**Component data from apps and pages**.
▽
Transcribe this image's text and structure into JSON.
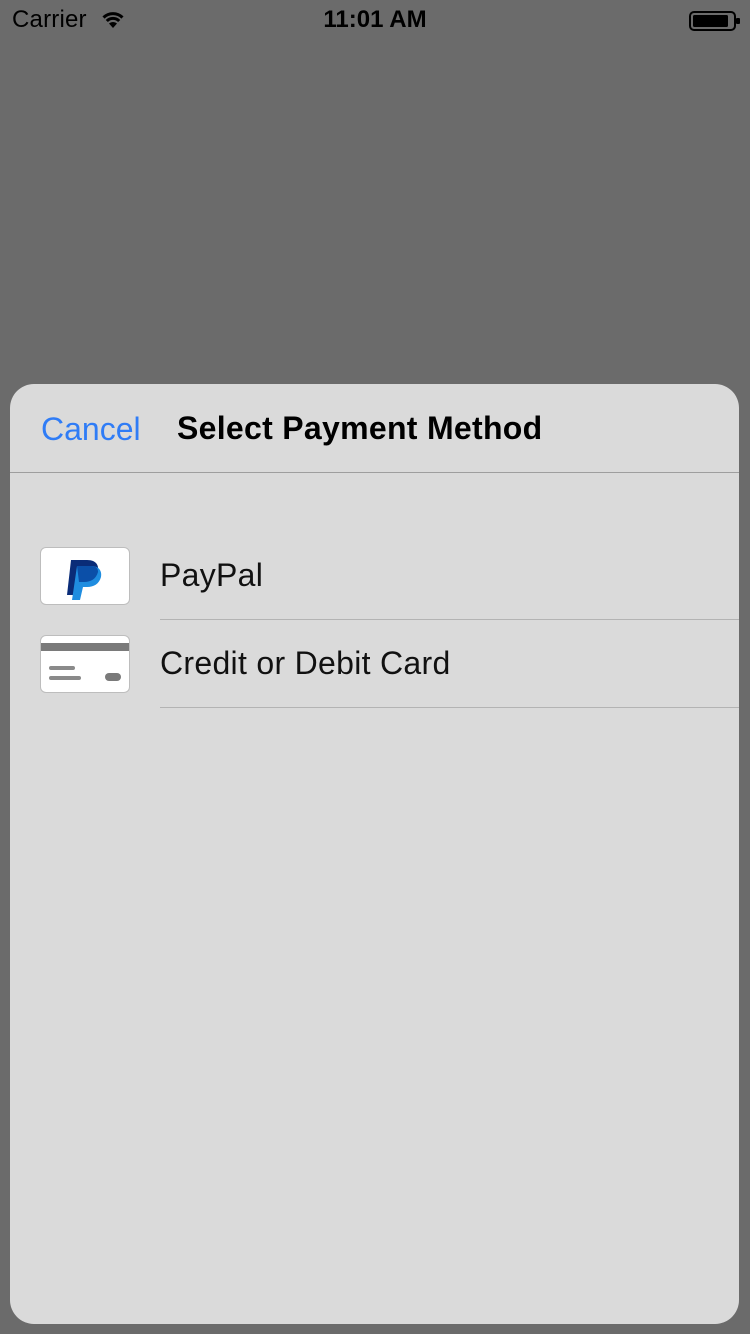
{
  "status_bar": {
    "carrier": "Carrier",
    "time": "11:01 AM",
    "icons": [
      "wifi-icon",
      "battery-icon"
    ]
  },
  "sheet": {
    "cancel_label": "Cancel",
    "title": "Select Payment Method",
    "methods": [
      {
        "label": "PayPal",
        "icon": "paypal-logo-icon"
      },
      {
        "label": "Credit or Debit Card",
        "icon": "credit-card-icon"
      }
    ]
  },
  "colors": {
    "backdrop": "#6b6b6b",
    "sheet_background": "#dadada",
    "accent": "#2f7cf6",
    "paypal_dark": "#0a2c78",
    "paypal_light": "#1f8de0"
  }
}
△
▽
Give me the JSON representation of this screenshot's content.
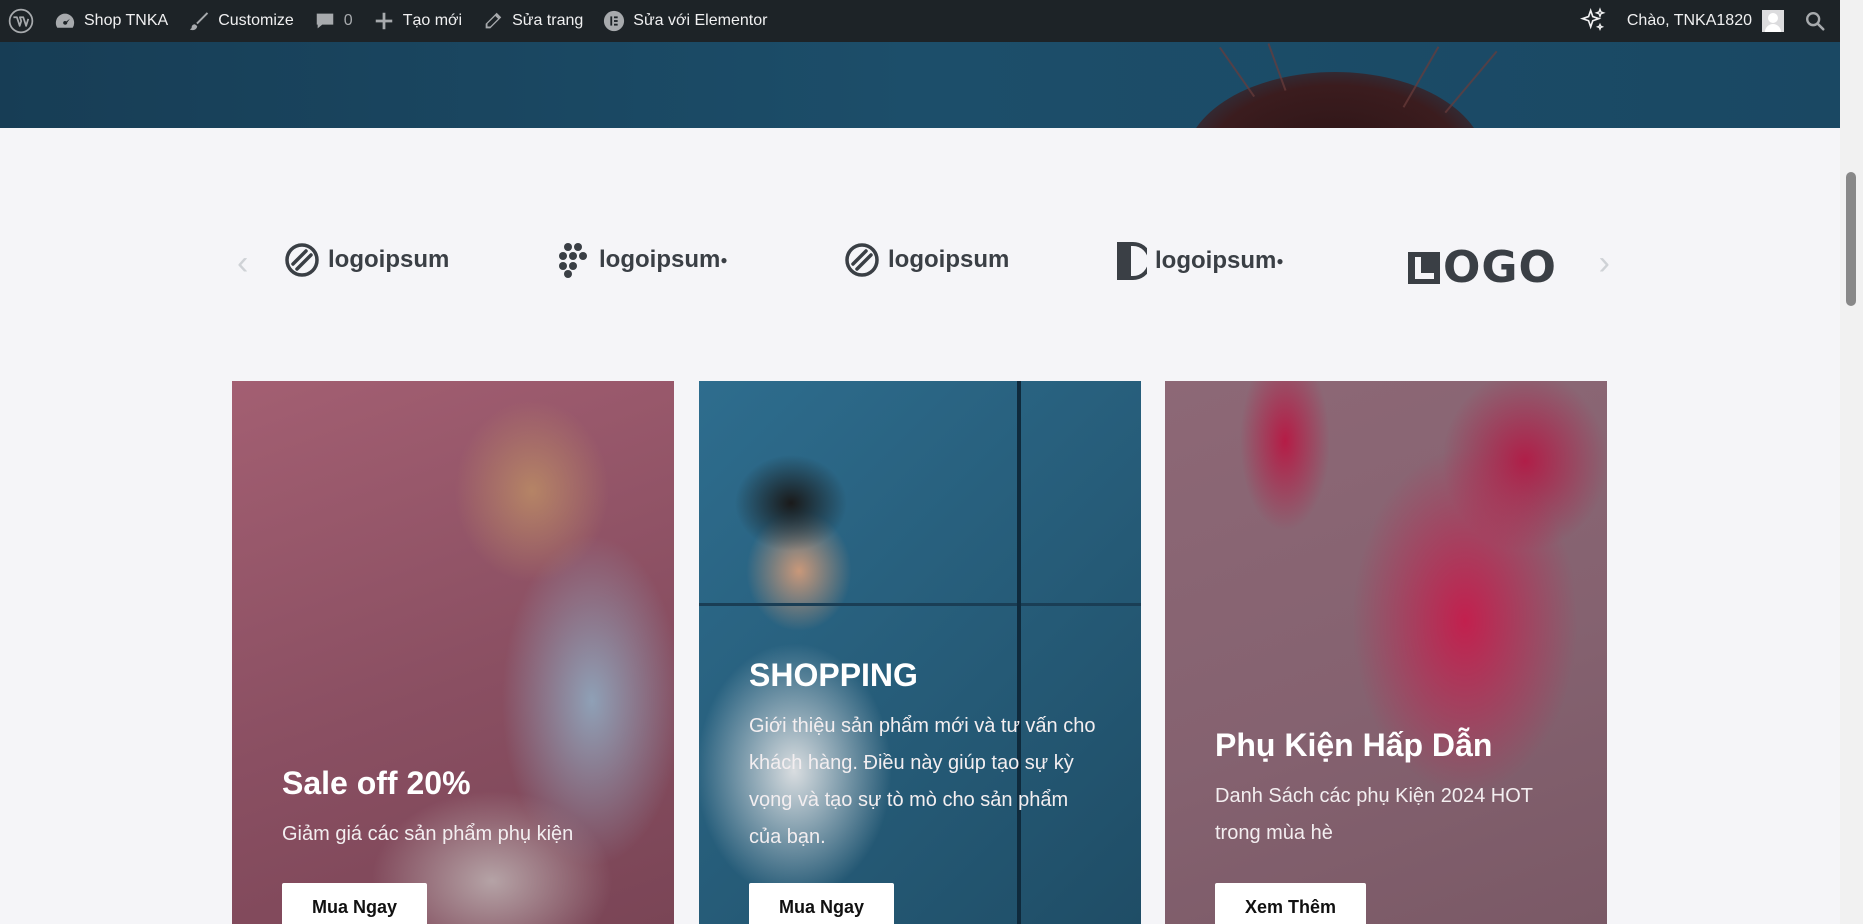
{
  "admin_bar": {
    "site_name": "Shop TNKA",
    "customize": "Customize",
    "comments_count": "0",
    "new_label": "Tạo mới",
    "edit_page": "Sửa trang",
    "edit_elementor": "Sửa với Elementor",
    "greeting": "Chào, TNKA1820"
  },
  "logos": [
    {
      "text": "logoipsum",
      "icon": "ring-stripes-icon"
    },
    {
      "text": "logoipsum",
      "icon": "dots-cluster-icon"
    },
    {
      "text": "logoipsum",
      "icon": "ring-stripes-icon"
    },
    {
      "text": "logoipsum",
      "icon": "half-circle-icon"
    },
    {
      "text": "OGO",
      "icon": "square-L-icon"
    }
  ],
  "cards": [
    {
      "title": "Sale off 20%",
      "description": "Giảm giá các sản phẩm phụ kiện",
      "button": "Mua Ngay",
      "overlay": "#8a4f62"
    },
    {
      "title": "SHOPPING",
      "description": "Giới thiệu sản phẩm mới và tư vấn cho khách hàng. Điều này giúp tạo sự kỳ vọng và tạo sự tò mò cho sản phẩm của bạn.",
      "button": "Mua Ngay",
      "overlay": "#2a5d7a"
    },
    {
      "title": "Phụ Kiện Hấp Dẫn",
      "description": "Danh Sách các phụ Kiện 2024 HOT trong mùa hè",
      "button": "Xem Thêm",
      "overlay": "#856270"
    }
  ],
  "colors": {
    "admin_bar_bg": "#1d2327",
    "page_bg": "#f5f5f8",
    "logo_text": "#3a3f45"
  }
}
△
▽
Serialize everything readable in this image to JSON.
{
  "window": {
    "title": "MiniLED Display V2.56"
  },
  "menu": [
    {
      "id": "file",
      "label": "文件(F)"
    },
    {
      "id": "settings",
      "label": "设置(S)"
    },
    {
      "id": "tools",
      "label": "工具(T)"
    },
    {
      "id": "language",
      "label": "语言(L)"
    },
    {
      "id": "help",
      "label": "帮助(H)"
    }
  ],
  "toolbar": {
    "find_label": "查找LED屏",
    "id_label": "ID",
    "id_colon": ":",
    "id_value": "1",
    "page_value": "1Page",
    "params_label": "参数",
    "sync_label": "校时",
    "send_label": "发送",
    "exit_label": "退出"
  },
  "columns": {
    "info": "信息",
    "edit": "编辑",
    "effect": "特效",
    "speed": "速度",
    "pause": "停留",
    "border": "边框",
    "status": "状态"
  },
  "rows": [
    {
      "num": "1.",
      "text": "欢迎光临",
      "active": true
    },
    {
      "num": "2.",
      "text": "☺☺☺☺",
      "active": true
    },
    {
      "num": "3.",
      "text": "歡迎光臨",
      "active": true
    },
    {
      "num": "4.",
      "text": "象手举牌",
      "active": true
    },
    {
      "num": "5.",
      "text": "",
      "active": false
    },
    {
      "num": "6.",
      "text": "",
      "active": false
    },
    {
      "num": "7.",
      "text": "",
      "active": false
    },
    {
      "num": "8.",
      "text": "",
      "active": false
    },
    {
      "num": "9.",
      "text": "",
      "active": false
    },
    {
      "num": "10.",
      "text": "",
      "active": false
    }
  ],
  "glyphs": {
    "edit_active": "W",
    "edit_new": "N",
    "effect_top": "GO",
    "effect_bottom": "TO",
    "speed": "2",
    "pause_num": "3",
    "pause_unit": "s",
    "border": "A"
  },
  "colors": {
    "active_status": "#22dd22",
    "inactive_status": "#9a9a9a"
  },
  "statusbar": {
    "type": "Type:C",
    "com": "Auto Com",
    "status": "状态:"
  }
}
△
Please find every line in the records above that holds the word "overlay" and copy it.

**The answer**.
      "overlay": "#8a4f62"
      "overlay": "#2a5d7a"
      "overlay": "#856270"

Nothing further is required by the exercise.